== EXERCISE ==
Pick every line out of the entries below that has the string "photo", and copy it.

== DATA TO PROCESS ==

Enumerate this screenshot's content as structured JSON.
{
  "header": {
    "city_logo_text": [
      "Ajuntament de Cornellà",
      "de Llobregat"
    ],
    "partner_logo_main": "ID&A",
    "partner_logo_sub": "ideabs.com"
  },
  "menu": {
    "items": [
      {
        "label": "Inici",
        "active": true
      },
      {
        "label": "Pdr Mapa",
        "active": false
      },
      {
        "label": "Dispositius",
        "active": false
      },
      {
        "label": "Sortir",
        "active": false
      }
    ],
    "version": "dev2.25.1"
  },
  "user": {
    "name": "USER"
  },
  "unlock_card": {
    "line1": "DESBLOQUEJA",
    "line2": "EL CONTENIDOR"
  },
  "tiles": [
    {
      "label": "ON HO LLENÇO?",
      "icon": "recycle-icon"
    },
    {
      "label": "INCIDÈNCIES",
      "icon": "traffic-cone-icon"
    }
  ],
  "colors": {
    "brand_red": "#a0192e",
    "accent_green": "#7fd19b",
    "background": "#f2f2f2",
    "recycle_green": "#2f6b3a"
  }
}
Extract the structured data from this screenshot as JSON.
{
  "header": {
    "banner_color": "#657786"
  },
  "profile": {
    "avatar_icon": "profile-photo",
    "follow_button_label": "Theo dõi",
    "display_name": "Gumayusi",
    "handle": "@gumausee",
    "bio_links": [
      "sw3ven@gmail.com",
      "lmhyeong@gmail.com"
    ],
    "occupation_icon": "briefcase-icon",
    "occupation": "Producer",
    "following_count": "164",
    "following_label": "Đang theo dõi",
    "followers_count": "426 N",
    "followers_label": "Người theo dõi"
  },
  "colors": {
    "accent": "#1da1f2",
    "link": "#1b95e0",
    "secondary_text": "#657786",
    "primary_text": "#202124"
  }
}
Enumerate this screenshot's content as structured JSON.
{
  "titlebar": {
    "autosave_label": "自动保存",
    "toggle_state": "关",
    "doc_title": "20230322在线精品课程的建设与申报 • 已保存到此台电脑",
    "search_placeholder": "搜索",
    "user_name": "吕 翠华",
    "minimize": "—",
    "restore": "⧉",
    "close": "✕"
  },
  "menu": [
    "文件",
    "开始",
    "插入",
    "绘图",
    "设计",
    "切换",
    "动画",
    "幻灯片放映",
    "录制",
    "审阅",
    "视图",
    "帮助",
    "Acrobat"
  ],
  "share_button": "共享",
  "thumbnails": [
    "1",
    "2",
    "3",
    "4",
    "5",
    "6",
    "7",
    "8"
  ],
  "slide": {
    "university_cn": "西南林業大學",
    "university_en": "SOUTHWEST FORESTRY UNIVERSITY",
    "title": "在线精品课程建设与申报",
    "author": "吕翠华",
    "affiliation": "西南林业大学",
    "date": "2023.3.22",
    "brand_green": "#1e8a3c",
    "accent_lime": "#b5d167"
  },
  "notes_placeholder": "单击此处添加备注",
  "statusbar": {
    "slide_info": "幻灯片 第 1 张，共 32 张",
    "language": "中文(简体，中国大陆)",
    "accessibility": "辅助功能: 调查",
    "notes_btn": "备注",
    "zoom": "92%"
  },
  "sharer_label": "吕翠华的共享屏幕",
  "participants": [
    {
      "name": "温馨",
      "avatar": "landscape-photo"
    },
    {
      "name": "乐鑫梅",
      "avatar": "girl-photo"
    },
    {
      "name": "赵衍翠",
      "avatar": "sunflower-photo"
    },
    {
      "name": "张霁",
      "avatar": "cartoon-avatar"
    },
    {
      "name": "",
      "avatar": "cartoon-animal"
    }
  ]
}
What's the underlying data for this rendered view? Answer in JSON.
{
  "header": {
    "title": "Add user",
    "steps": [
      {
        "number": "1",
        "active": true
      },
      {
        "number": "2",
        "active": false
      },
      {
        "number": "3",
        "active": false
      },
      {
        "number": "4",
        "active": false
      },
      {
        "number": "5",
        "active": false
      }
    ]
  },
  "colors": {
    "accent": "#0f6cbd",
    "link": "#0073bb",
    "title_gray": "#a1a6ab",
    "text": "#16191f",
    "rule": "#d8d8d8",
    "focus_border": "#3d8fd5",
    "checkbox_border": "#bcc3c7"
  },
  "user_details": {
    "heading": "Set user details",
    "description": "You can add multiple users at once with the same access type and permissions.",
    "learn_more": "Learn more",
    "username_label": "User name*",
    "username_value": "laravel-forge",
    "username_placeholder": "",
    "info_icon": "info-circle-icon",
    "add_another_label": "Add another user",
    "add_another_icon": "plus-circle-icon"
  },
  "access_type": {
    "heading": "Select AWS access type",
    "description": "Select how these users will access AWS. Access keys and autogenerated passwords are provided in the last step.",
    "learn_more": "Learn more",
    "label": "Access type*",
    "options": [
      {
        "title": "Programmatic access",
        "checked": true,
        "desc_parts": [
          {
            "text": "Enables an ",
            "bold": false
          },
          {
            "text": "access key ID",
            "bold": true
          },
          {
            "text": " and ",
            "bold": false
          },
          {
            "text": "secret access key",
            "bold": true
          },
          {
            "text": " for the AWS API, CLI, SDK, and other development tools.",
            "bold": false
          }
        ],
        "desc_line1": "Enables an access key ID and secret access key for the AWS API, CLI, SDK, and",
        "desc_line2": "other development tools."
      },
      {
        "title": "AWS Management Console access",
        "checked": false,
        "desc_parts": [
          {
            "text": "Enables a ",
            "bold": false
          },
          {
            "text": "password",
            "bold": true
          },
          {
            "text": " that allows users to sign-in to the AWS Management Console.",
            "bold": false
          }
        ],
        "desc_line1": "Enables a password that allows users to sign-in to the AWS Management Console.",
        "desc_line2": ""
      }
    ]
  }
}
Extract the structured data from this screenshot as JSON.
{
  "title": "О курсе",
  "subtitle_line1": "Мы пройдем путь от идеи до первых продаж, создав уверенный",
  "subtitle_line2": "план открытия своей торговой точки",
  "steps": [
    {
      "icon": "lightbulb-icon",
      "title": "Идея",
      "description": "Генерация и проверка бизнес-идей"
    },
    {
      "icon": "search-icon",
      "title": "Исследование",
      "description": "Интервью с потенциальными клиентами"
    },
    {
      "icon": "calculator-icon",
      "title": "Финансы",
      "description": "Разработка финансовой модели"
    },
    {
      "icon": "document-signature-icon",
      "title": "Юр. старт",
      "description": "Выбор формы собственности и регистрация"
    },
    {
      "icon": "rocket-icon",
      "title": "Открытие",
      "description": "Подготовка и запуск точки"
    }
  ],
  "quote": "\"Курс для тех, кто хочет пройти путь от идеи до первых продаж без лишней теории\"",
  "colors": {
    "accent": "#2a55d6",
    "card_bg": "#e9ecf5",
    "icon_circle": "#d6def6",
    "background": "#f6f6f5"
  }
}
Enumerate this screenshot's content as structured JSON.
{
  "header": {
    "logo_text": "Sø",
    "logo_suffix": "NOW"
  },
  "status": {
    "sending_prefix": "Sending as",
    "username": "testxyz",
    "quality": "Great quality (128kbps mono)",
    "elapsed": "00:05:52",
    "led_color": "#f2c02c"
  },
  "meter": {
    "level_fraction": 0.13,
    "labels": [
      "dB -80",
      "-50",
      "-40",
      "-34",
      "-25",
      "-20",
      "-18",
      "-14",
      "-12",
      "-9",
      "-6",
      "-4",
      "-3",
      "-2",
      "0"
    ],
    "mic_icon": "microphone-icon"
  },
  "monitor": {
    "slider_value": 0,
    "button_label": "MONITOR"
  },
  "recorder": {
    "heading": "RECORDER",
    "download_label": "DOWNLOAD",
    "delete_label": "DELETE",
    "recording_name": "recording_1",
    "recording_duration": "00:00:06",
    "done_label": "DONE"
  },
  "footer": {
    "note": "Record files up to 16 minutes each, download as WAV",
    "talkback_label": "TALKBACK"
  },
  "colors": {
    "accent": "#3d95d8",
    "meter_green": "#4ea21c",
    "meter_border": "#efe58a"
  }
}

== THE COMPLETED TASK ==
    "avatar_icon": "profile-photo",
      "avatar": "landscape-photo"
      "avatar": "girl-photo"
      "avatar": "sunflower-photo"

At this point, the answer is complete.